The muffler is loud. There are men raising their voices. Your stomach sinks. You are outnumbered. You resign to the fact that your night is about to get a whole lot worse. Maybe this is the last night of your life. After all of your years on this earth- your overcoming of adversities; your celebrations of your life’s greatest joys and victories, this is not how you imagined it would end. Sopping wet, staring through the window of Kenny’s Chit’lins -N- Fish. “What even is a chitterling?” you ask yourself. “I guess it’s too late to find out now.” The car door closes. Four-five-six men step out of the car. At least it looks that way from the shoddy reflection. You are too afraid to face them. They seem to be walking toward you. You slowly turn around. One man reaches into the pocket of his large coat. He slowly pulls his hand out of his pocket and brandishes a pocket-sized New Testament.

Now stop. How much relief do you feel in that moment after realizing that these men are on their way to a Bible study?

Do you see what you did there? You just profiled this group of men. You automatically assumed that just because these ostensible goons were on their way to a Bible study that they must be safe. How dare you!

This is the logic of some people in reverse. They might say something like, “See? You shouldn’t stereotype others. Those men turned out to be nice, church-going boys.” What they would fail to see is that they have just traded a negative stereotype for a positive one. Apparently one is allowed while the other is not. To such a person I would explain that they do not have a problem with stereotypes, they only have a problem with stereotypes when they pertain to a group of people they believe are socially oppressed.

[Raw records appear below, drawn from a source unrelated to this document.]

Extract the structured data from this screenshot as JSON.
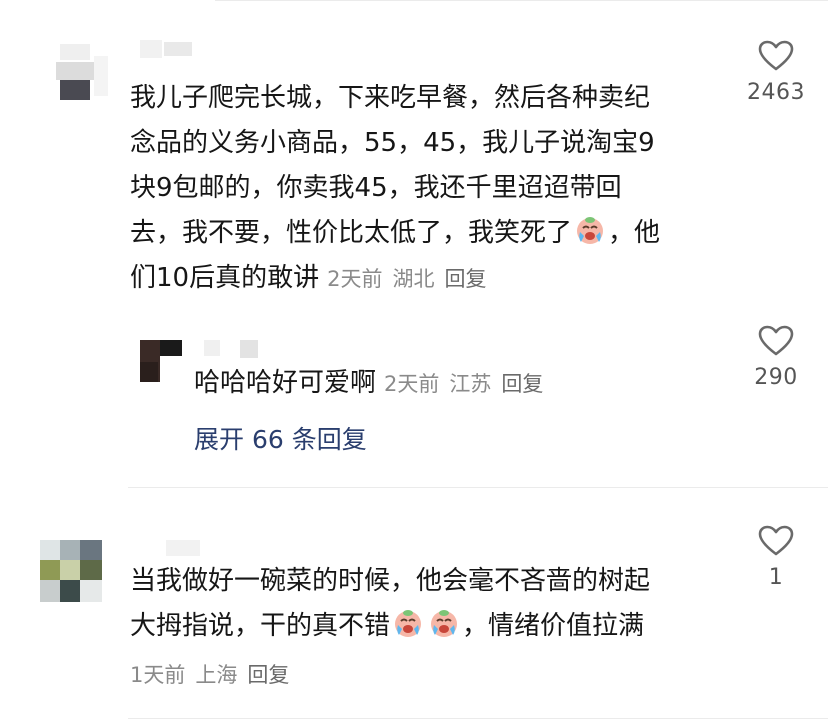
{
  "comments": [
    {
      "text_lines": [
        "我儿子爬完长城，下来吃早餐，然后各种卖纪",
        "念品的义务小商品，55，45，我儿子说淘宝9",
        "块9包邮的，你卖我45，我还千里迢迢带回",
        "去，我不要，性价比太低了，我笑死了",
        "们10后真的敢讲"
      ],
      "line4_tail": "，他",
      "time": "2天前",
      "location": "湖北",
      "reply_label": "回复",
      "like_count": "2463",
      "emoji_icon": "laugh-cry-emoji",
      "reply": {
        "text": "哈哈哈好可爱啊",
        "time": "2天前",
        "location": "江苏",
        "reply_label": "回复",
        "like_count": "290"
      },
      "expand_label": "展开 66 条回复"
    },
    {
      "text_lines": [
        "当我做好一碗菜的时候，他会毫不吝啬的树起",
        "大拇指说，干的真不错"
      ],
      "line2_tail": "，情绪价值拉满",
      "time": "1天前",
      "location": "上海",
      "reply_label": "回复",
      "like_count": "1",
      "emoji_icon": "laugh-cry-emoji"
    }
  ],
  "colors": {
    "text": "#161616",
    "meta": "#8a8a8a",
    "link": "#2a3e6e",
    "divider": "#ebebeb"
  }
}
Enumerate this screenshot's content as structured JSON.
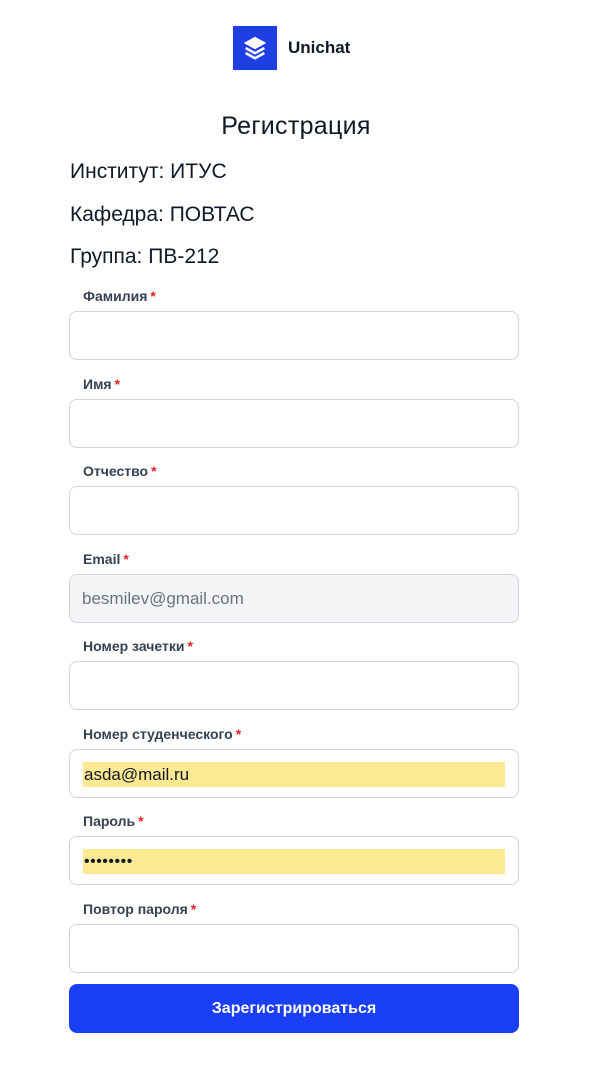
{
  "brand": {
    "name": "Unichat",
    "logo_icon": "layers-icon",
    "color": "#1d3fe3"
  },
  "page": {
    "title": "Регистрация",
    "institute": "Институт: ИТУС",
    "department": "Кафедра: ПОВТАС",
    "group": "Группа: ПВ-212"
  },
  "form": {
    "required_mark": "*",
    "fields": [
      {
        "label": "Фамилия",
        "value": ""
      },
      {
        "label": "Имя",
        "value": ""
      },
      {
        "label": "Отчество",
        "value": ""
      },
      {
        "label": "Email",
        "placeholder": "besmilev@gmail.com",
        "disabled": true
      },
      {
        "label": "Номер зачетки",
        "value": ""
      },
      {
        "label": "Номер студенческого",
        "value": "asda@mail.ru",
        "autofilled": true
      },
      {
        "label": "Пароль",
        "value": "••••••••",
        "autofilled": true
      },
      {
        "label": "Повтор пароля",
        "value": ""
      }
    ],
    "submit_label": "Зарегистрироваться",
    "accent_color": "#1a3ff6",
    "autofill_color": "#fde992",
    "required_color": "#e02424"
  }
}
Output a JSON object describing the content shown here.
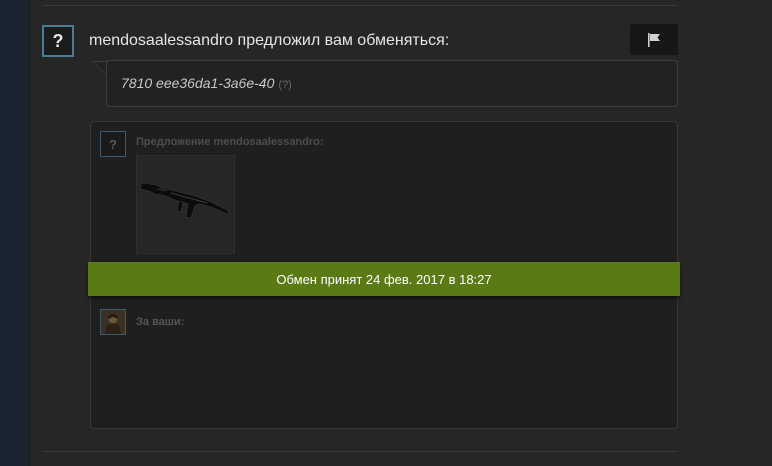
{
  "header": {
    "text": "mendosaalessandro предложил вам обменяться:",
    "avatar_glyph": "?"
  },
  "message": {
    "text": "7810 eee36da1-3a6e-40",
    "help": "(?)"
  },
  "offer": {
    "avatar_glyph": "?",
    "label": "Предложение mendosaalessandro:",
    "item_icon": "rifle-icon"
  },
  "status": {
    "banner": "Обмен принят 24 фев. 2017 в 18:27",
    "color": "#5a7a15"
  },
  "yours": {
    "label": "За ваши:"
  },
  "icons": {
    "flag": "flag-icon"
  }
}
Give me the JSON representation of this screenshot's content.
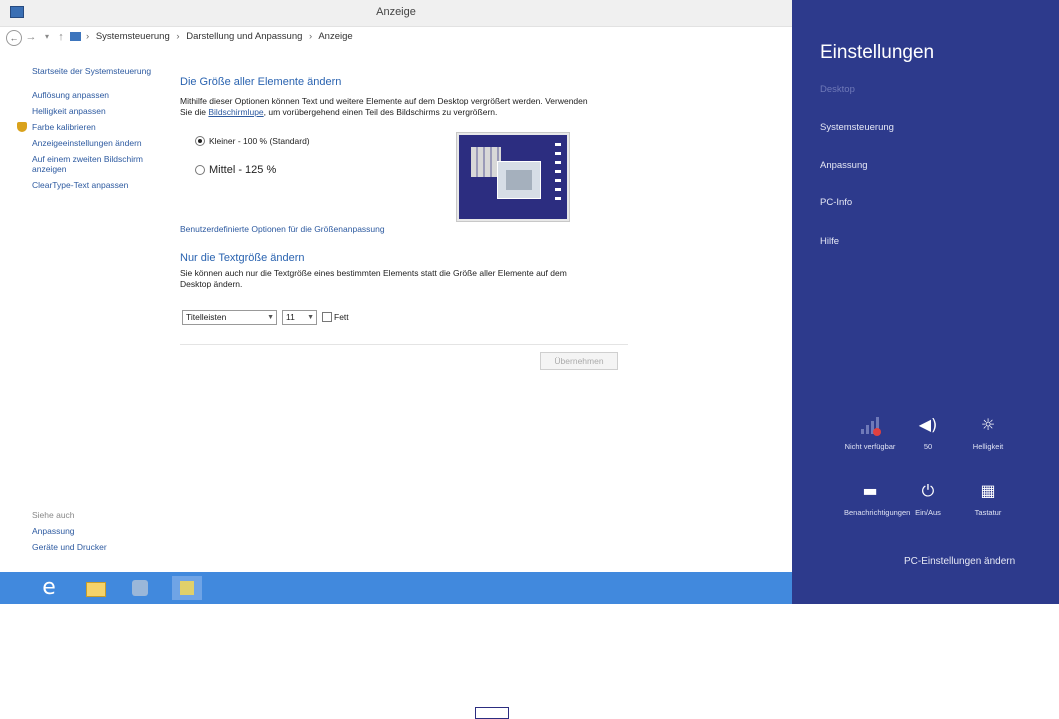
{
  "window": {
    "title": "Anzeige"
  },
  "address": {
    "crumbs": [
      "Systemsteuerung",
      "Darstellung und Anpassung",
      "Anzeige"
    ],
    "separator": "›"
  },
  "nav": {
    "back": "←",
    "forward": "→",
    "recent": "▾",
    "up": "↑"
  },
  "leftnav": {
    "home": "Startseite der Systemsteuerung",
    "items": [
      "Auflösung anpassen",
      "Helligkeit anpassen",
      "Farbe kalibrieren",
      "Anzeigeeinstellungen ändern",
      "Auf einem zweiten Bildschirm anzeigen",
      "ClearType-Text anpassen"
    ]
  },
  "seealso": {
    "heading": "Siehe auch",
    "items": [
      "Anpassung",
      "Geräte und Drucker"
    ]
  },
  "main": {
    "heading1": "Die Größe aller Elemente ändern",
    "desc_line1": "Mithilfe dieser Optionen können Text und weitere Elemente auf dem Desktop vergrößert werden. Verwenden",
    "desc_line2_pre": "Sie die",
    "desc_link": "Bildschirmlupe",
    "desc_line2_post": ", um vorübergehend einen Teil des Bildschirms zu vergrößern.",
    "radio_small": "Kleiner - 100 % (Standard)",
    "radio_medium": "Mittel - 125 %",
    "radio_selected": "small",
    "advanced_link": "Benutzerdefinierte Optionen für die Größenanpassung",
    "heading2": "Nur die Textgröße ändern",
    "desc2": "Sie können auch nur die Textgröße eines bestimmten Elements statt die Größe aller Elemente auf dem Desktop ändern.",
    "element_select": "Titelleisten",
    "size_select": "11",
    "bold_label": "Fett",
    "bold_checked": false,
    "apply": "Übernehmen"
  },
  "taskbar": {
    "ie_glyph": "e",
    "items": [
      "internet-explorer",
      "file-explorer",
      "control-panel",
      "display-settings"
    ]
  },
  "charms": {
    "title": "Einstellungen",
    "items": [
      "Desktop",
      "Systemsteuerung",
      "Anpassung",
      "PC-Info",
      "Hilfe"
    ],
    "tiles": [
      {
        "label": "Nicht verfügbar",
        "icon": "network-icon"
      },
      {
        "label": "50",
        "icon": "volume-icon",
        "glyph": "◀)"
      },
      {
        "label": "Helligkeit",
        "icon": "brightness-icon",
        "glyph": "☼"
      },
      {
        "label": "Benachrichtigungen",
        "icon": "notifications-icon",
        "glyph": "▬"
      },
      {
        "label": "Ein/Aus",
        "icon": "power-icon",
        "glyph": "⏻"
      },
      {
        "label": "Tastatur",
        "icon": "keyboard-icon",
        "glyph": "▦"
      }
    ],
    "pc_settings": "PC-Einstellungen ändern",
    "background": "#2d3a8c"
  }
}
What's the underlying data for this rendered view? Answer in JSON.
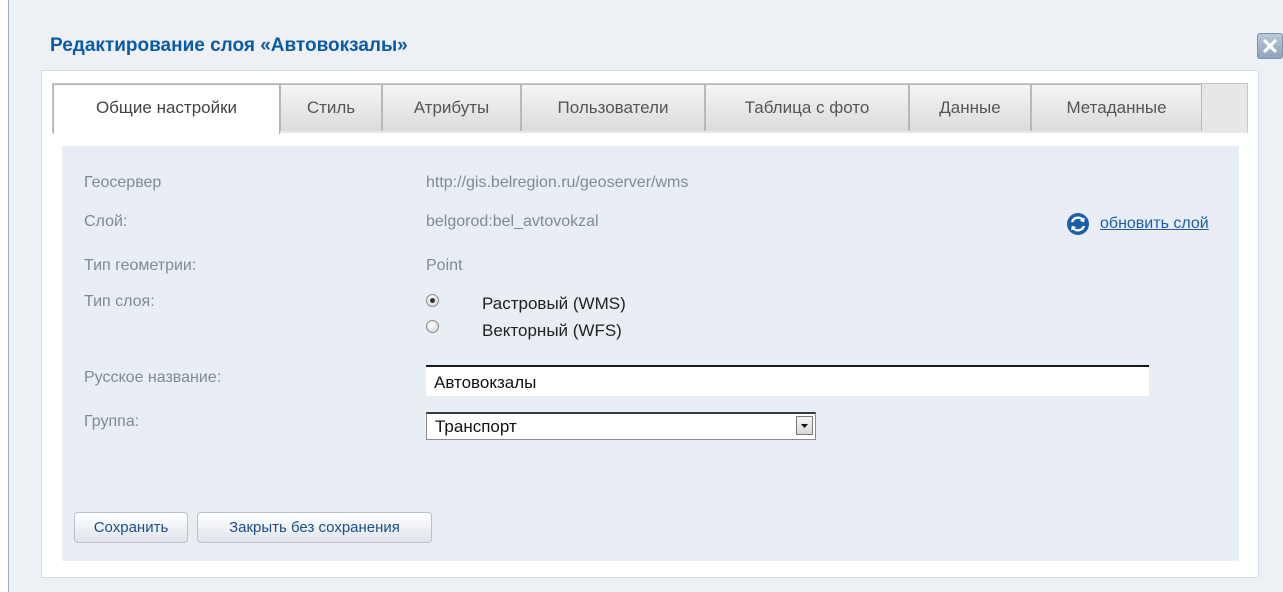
{
  "dialog": {
    "title": "Редактирование слоя «Автовокзалы»",
    "close_icon": "close-icon"
  },
  "tabs": [
    {
      "label": "Общие настройки",
      "active": true
    },
    {
      "label": "Стиль",
      "active": false
    },
    {
      "label": "Атрибуты",
      "active": false
    },
    {
      "label": "Пользователи",
      "active": false
    },
    {
      "label": "Таблица с фото",
      "active": false
    },
    {
      "label": "Данные",
      "active": false
    },
    {
      "label": "Метаданные",
      "active": false
    }
  ],
  "form": {
    "geoserver_label": "Геосервер",
    "geoserver_value": "http://gis.belregion.ru/geoserver/wms",
    "layer_label": "Слой:",
    "layer_value": "belgorod:bel_avtovokzal",
    "refresh_link": "обновить слой",
    "geometry_label": "Тип геометрии:",
    "geometry_value": "Point",
    "layer_type_label": "Тип слоя:",
    "layer_type_options": [
      {
        "label": "Растровый (WMS)",
        "selected": true
      },
      {
        "label": "Векторный (WFS)",
        "selected": false
      }
    ],
    "russian_name_label": "Русское название:",
    "russian_name_value": "Автовокзалы",
    "group_label": "Группа:",
    "group_value": "Транспорт"
  },
  "buttons": {
    "save": "Сохранить",
    "close_without_save": "Закрыть без сохранения"
  },
  "colors": {
    "title": "#0b5aa8",
    "link": "#1a5ea8",
    "content_bg": "#e8eef4",
    "dialog_bg": "#edf1f6"
  }
}
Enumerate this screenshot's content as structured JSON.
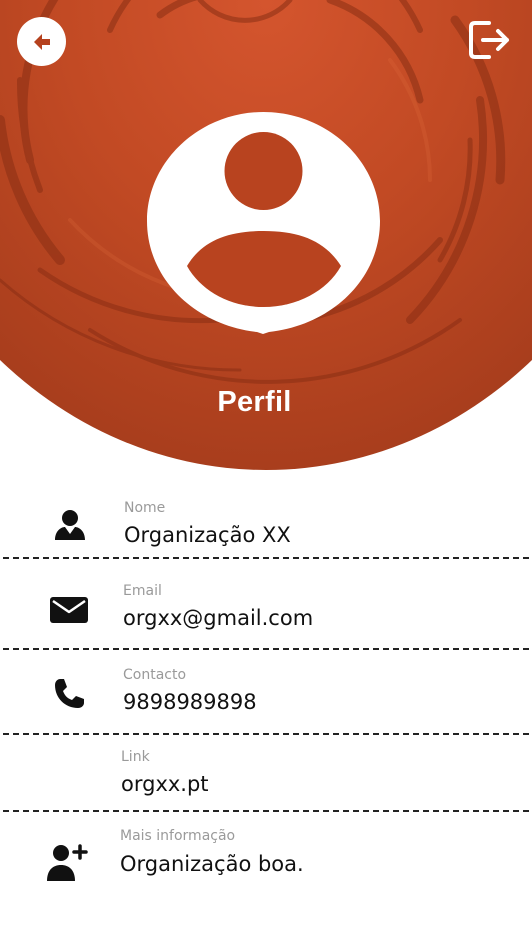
{
  "header": {
    "title": "Perfil",
    "back_icon": "arrow-left-icon",
    "logout_icon": "logout-icon",
    "accent_color": "#c24a24"
  },
  "profile": {
    "avatar_icon": "user-avatar-icon",
    "fields": [
      {
        "label": "Nome",
        "value": "Organização XX",
        "icon": "person-icon"
      },
      {
        "label": "Email",
        "value": "orgxx@gmail.com",
        "icon": "mail-icon"
      },
      {
        "label": "Contacto",
        "value": "9898989898",
        "icon": "phone-icon"
      },
      {
        "label": "Link",
        "value": "orgxx.pt",
        "icon": ""
      },
      {
        "label": "Mais informação",
        "value": "Organização boa.",
        "icon": "person-add-icon"
      }
    ]
  }
}
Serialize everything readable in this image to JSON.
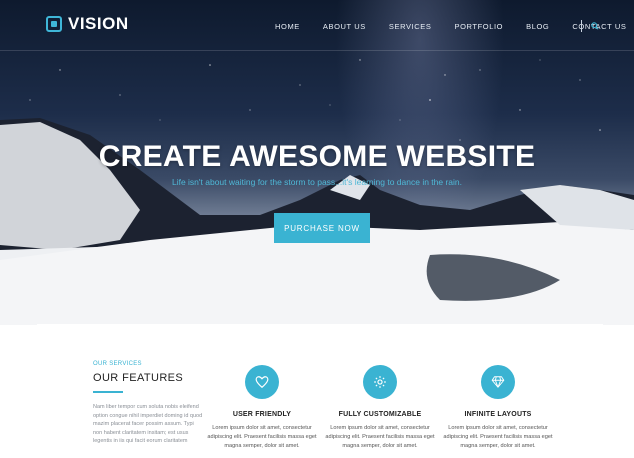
{
  "brand": {
    "name": "VISION",
    "accent": "#3ab3d2"
  },
  "nav": {
    "items": [
      "HOME",
      "ABOUT US",
      "SERVICES",
      "PORTFOLIO",
      "BLOG",
      "CONTACT US"
    ],
    "search_icon": "search-icon"
  },
  "hero": {
    "headline": "CREATE AWESOME WEBSITE",
    "subline": "Life isn't about waiting for the storm to pass...it's learning to dance in the rain.",
    "cta_label": "PURCHASE NOW"
  },
  "services": {
    "label": "OUR SERVICES",
    "title": "OUR FEATURES",
    "description": "Nam liber tempor cum soluta nobis eleifend option congue nihil imperdiet doming id quod mazim placerat facer possim assum. Typi non habent claritatem insitam; est usus legentis in iis qui facit eorum claritatem"
  },
  "features": [
    {
      "icon": "heart-icon",
      "title": "USER FRIENDLY",
      "text": "Lorem ipsum dolor sit amet, consectetur adipiscing elit. Praesent facilisis massa eget magna semper, dolor sit amet."
    },
    {
      "icon": "gear-icon",
      "title": "FULLY CUSTOMIZABLE",
      "text": "Lorem ipsum dolor sit amet, consectetur adipiscing elit. Praesent facilisis massa eget magna semper, dolor sit amet."
    },
    {
      "icon": "diamond-icon",
      "title": "INFINITE LAYOUTS",
      "text": "Lorem ipsum dolor sit amet, consectetur adipiscing elit. Praesent facilisis massa eget magna semper, dolor sit amet."
    }
  ]
}
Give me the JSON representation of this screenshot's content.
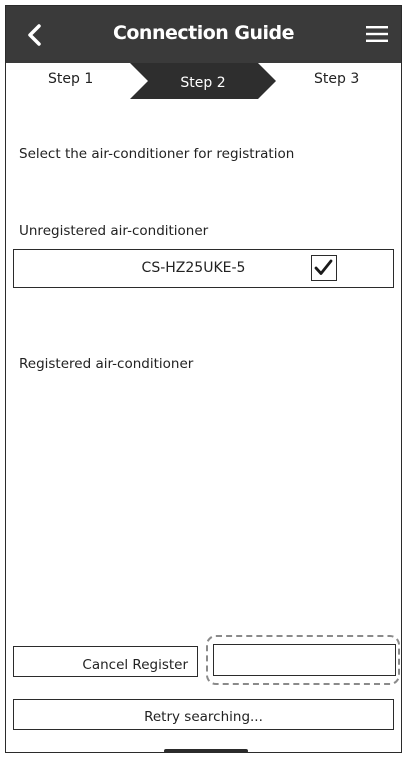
{
  "header": {
    "title": "Connection Guide",
    "back_icon": "chevron-left-icon",
    "menu_icon": "hamburger-menu-icon"
  },
  "steps": {
    "step1": "Step 1",
    "step2": "Step 2",
    "step3": "Step 3",
    "active": "Step 2"
  },
  "instruction": "Select the air-conditioner for registration",
  "unregistered": {
    "label": "Unregistered air-conditioner",
    "items": [
      {
        "name": "CS-HZ25UKE-5",
        "checked": true
      }
    ]
  },
  "registered": {
    "label": "Registered air-conditioner",
    "items": []
  },
  "buttons": {
    "cancel_register": "Cancel Register",
    "highlighted_blank": "",
    "retry": "Retry searching..."
  },
  "colors": {
    "header_bg": "#3a3a3a",
    "active_step_bg": "#2e2e2e",
    "border": "#2b2b2b",
    "highlight_dash": "#8a8a8a"
  }
}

It is, in fact, impossible not to stereotype.  When you are walking through the woods, you might recoil at the sight of a vine because your brain has not immediately figured out that it is not a venomous snake. Some paths in the brain are longer than others, and your brain has a tendency to quickly generalize an experience before it has time to analyze it. Stereotyping is the brain’s way of not taking a gamble when the stakes of survival are high.

Go back to the illustration from before. Before you had time to analyze the situation, you had to make value judgements to prepare for your own survival. Upon learning that the men were apparently harmless, you had to incorporate separate generalizations in order to get a picture of what these men might be like based on your general experience with the types of people that attend Bible studies. They may not always be stellar acquaintances, but your experience at least tells you they are unlikely to rob, injure, or murder you. Your knowledge or personal encounter with inner-city crime statistics or criminal encounters tells you the risk of danger is at least more likely.

When your survival is at stake, there is no time to worry about false assumptions. Once you are able to safely gather more information regarding your encounter you are able to determine the probable safety of the situation and make the decision to either salute, flee, or prepare for battle. If and when you are enabled to calculate that you are safe, then you may begin to lay down your arms of generalization.

Stereotypes should never be forsaken. They should only be refined through furthering keen observation and learning. They should be seen as tools for survival, anecdotes of information, and sources of good humor. When need be, they can be surrendered on an individual basis. For by their nature they are generalizations, and generalizations hold different value in the context of genuine relationships. Everyone deserves the benefit of the doubt, but only the foolish will on principle forsake their doubts to seem cordial or accepting. After all, social niceties only exist in those not absolved by danger.